CMA Publishes Advice on Obligations for Care Homes

The CMA has published advice for care homes on their responsibilities under consumer law.  The advice forms part of their ongoing consumer protection work focusing on residential care homes and nursing homes for older people (over 65s).

It follows the CMA’s examination of the sector last year, which found that some residents are at risk of being treated unfairly and recommended urgent action to reform the sector.

The CMA has also published an open letter to care homes, reminding them of their responsibilities under consumer law and urging them to review the advice immediately. Care homes may need to make changes to their contract terms and business practices as a result.

New advice sets out what care homes across the UK need to do to ensure they are treating their residents fairly, including:

  • what upfront information they should give to potential residents, their families or other representatives and when (through websites, over the phone and when people visit) to help them make informed choices. This includes giving an indication of the weekly fees charged to self-funders and highlighting any especially important or surprising terms and conditions that will apply (such as any requirement for residents to prove they can pay for their own care for a minimum period of time)
  • how to make sure contract terms and the way residents and their representatives are treated is fair
  • how to handle complaints fairly and ensure their complaints procedure is easy to find and use

Working with its partners, such as Trading Standards, the CMA will be conducting a review in 12 months’ time to assess how well care homes are complying with consumer law. It may take further action before then if it finds care homes are treating residents and their families unfairly and breaking the law.

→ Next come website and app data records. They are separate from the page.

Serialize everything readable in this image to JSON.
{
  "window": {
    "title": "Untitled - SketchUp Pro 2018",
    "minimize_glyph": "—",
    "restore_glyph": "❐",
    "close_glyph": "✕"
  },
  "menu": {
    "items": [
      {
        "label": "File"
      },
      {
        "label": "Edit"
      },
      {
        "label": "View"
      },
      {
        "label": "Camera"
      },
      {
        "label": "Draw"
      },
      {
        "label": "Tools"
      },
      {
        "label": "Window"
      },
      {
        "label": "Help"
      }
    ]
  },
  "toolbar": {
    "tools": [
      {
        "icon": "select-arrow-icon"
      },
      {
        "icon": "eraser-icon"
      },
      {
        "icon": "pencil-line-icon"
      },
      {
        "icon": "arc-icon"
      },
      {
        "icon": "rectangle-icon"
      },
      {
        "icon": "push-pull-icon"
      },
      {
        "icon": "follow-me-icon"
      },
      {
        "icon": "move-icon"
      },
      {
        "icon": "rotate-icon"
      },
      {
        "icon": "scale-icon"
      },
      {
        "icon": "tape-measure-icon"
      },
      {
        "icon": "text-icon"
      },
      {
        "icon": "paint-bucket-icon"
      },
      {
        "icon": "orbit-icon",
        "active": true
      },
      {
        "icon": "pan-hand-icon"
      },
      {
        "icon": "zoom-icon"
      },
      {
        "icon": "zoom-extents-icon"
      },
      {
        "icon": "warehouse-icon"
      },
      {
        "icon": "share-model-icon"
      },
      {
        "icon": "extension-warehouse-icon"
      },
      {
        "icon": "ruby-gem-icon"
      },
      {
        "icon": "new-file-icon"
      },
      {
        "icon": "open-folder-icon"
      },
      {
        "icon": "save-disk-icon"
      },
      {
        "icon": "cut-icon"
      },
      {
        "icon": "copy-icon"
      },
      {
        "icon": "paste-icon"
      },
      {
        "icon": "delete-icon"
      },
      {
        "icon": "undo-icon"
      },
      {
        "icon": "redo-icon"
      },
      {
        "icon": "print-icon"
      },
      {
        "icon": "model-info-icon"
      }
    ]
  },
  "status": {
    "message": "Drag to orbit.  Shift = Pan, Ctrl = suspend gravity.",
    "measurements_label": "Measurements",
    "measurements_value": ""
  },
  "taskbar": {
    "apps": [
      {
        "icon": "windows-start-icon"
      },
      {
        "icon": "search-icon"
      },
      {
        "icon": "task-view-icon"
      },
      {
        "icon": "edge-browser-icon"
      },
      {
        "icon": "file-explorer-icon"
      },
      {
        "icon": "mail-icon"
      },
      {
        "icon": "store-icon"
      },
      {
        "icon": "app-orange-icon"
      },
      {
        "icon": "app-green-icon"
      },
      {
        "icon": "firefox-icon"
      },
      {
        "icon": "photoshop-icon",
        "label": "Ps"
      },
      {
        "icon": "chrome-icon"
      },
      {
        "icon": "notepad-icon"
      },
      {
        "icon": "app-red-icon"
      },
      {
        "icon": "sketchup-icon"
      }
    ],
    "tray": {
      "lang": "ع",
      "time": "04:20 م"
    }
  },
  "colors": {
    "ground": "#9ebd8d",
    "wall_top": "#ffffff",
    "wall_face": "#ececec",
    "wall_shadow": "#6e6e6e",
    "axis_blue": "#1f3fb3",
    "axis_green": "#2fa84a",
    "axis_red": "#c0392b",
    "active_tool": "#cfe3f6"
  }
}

CMA Chief Executive, Andrea Coscelli said “It’s vital that care homes treat residents and their families fairly, which is why we have issued advice to all homes across the UK to help them understand what they should and should not be doing under consumer law.

We’ve already taken action against some providers who charged compulsory upfront fees or continued to charge for extended periods after a resident’s death.

We’ll continue to monitor how well care homes are complying and won’t hesitate to take action again if we find evidence that providers have broken consumer law.”

The CMA has also published a short guide for care homes to accompany the full advice, as well as a short guide for residents and their families that explains their rights under consumer law.

This entry was posted in Healthcare. Bookmark the permalink.

Comments are closed.